LONDON, March 10, 2009 (AFP) - British finance minister Alistair Darling echoed a US call for coordinated action to tackle the credit crunch Tuesday after eurozone countries rebuffed it ahead of an EU finance ministers' meeting.
Darling said governments "must be prepared to do more", adding: "In these extraordinary times it is essential that governments act together" in an article for the Guardian newspaper.
His comments, ahead of an EU finance ministers meeting Tuesday, again highlight differences between world powers ahead of the G20 London summit on April 2, designed to coordinate the global response to the credit crunch.
|A female bargain-hunter leaves a shop that has a clearance sale before going out of business after trading for the past ten years in Los Angeles on March 9. Billionaire Warren Buffett said the US economy could recover in five years. (Photo: AFP)|
In an interview Monday, Larry Summers, President Barack Obama's top economic advisor, said that world leaders must focus on boosting world demand ahead of the G20.
There was a need for "extraordinary public action", he said, urging leaders to take coordinated steps to pump more money into the economy.
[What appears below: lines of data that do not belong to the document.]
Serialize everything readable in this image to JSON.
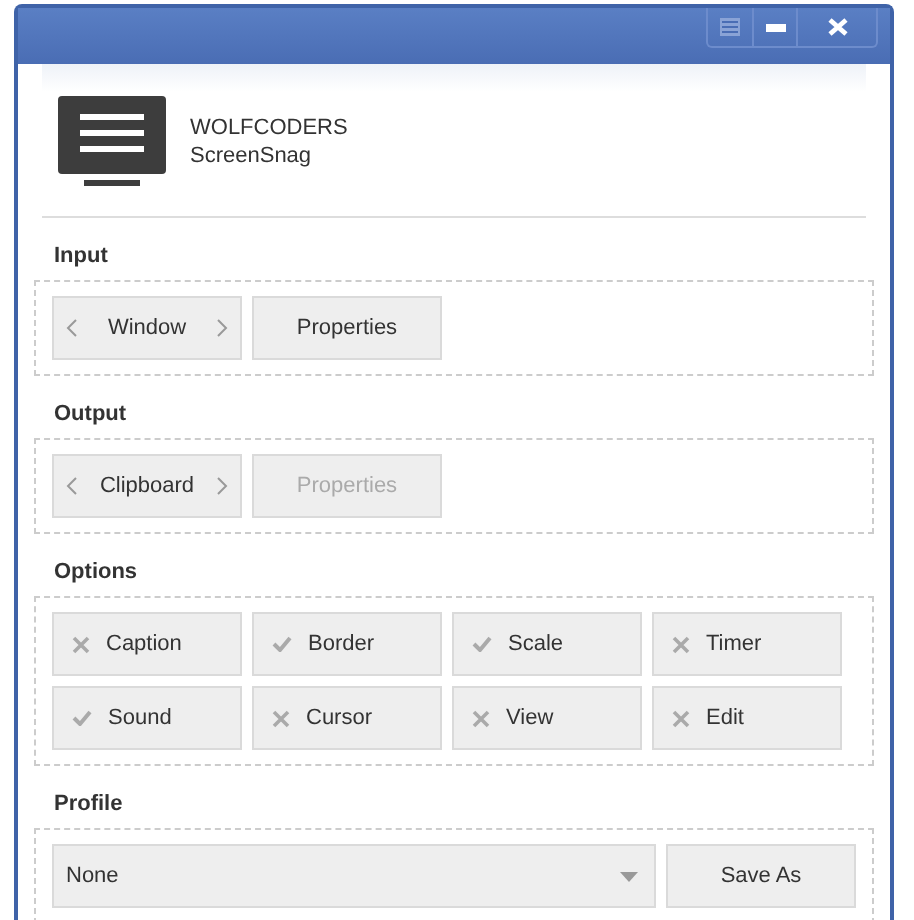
{
  "header": {
    "company": "WOLFCODERS",
    "product": "ScreenSnag"
  },
  "input": {
    "title": "Input",
    "selector": {
      "value": "Window",
      "disabled": false
    },
    "properties": {
      "label": "Properties",
      "disabled": false
    }
  },
  "output": {
    "title": "Output",
    "selector": {
      "value": "Clipboard",
      "disabled": false
    },
    "properties": {
      "label": "Properties",
      "disabled": true
    }
  },
  "options": {
    "title": "Options",
    "items": [
      {
        "label": "Caption",
        "checked": false
      },
      {
        "label": "Border",
        "checked": true
      },
      {
        "label": "Scale",
        "checked": true
      },
      {
        "label": "Timer",
        "checked": false
      },
      {
        "label": "Sound",
        "checked": true
      },
      {
        "label": "Cursor",
        "checked": false
      },
      {
        "label": "View",
        "checked": false
      },
      {
        "label": "Edit",
        "checked": false
      }
    ]
  },
  "profile": {
    "title": "Profile",
    "value": "None",
    "save_button": "Save As"
  }
}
But after a eurozone finance ministers' meeting Monday, their chairman Jean-Claude Juncker of Luxembourg rejected the call for more pump-priming, saying the US calls "do not suit us".
German Finance Minister Peer Steinbrueck also said that no further measures were planned, adding: "We should concentrate on measures that have already been decided."
Darling, whose official title is chancellor of the exchequer, noted the international community had already taken concerted action.
But he added: "In the face of the sharpest and most synchronised global downturn for generations, governments must be prepared to do more.
"As Larry Summers, President Obama's economic adviser, said this week, the notion that the market demand will always self-correct is misguided.
"In these extraordinary times, it is essential that governments act together to reduce the impact of the downturn and support a sustainable recovery.
"Governments can, and must, act to make a real difference."
Darling also called for the G20 to agree a "substantial increase in the resources available to the IMF".
The EU is to call for the IMF's resources for struggling nations to be doubled to 500 billion dollars (396 billion euros) Tuesday, according to a draft document.